We might soon be forced to contend with the mental image of Moira Rose blasting a fungus monster in the face with a shotgun, as Variety reports today that living legend Catherine O’Hara has been cast in a role in the still-brewing second season of HBO’s critically lauded video game adaptation The Last Of Us. (Truly, the most terrifying concept we’ve contemplated since the days of The Crows Have Eyes III: The Crowening.) O’Hara is joining the series in an undisclosed role, which is the sort of thing that’s going to eat at us all day, honestly, because who the hell in The Last Of Us Part II would be a good fit for comedic superstar Catherine O’Hara?
As we’ve noted before, the second season of Craig Mazin’s show faces some unique problems, most of them owing to the very tight links between the TV series and the video games that serve as its source material. (Neil Druckmann, creative director and one of the lead writers on the games, is closely involved with Mazin’s show.) We already know, for instance, that Kaitlyn Devers is playing “Abby” in the show’s second season—a character new to the TV series, whose role in the second game is so important as to elevate her to co-star status with Pedro Pascal’s Joel and Bella Ramsey’s Ellie.
The fact that they’re not saying who O’Hara is playing, meanwhile, suggests one of two possibilities: Either it’s a new character—similar to Melanie Lynskey or Murray Bartlett’s roles in the first season, which had only rough links to the original games—or it’s just a completely wild pick. There is, for instance, a character in the background of The Last Of Us Part II who’s referred to in-game only as “The Prophet,” a cult leader who took advantage of the mushroom apocalypse to seize control of a decent chunk of Seattle, turning it into a Luddite, fanatical nightmare. (You can kind of see it, right? O’Hara, mixing beatific and manic, handing out death sentences?
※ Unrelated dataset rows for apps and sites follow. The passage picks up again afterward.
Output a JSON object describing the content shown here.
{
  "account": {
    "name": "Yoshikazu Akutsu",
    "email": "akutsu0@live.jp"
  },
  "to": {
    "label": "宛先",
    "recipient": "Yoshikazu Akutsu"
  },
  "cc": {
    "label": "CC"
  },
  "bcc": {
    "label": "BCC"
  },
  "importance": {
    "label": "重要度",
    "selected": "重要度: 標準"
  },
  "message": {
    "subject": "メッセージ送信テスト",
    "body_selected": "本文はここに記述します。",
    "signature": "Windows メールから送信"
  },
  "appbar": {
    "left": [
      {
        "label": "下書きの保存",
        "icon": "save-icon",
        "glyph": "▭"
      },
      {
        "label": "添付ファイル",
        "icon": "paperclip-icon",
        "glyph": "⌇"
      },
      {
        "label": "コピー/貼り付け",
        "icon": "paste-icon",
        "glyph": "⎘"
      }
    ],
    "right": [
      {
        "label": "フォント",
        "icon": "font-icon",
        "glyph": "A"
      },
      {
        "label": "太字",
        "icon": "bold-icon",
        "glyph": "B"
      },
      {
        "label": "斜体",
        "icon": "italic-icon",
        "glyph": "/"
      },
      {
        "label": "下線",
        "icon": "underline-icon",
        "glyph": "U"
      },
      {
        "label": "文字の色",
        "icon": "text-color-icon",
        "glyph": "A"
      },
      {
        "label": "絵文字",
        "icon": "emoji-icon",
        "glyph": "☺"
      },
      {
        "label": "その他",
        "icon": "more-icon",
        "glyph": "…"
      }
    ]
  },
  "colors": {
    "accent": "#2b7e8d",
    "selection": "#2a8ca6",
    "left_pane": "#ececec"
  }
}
We can see it, in our heads.)
This is all just speculation, though; the only thing we really know is that The Last Of Us is not a world with a ton of room for comedy, silliness, or light, which means, we’re absolutely fascinated by the idea of O’Hara being transplanted into it. (She’s largely resisted the urge to take a classic comedian “let’s get dramatic” swing in her career, although she did co-star in the semi-comedic Pain Hustlers last year.)
The second season of The Last Of Us is expected to arrive on TV some time in 2025.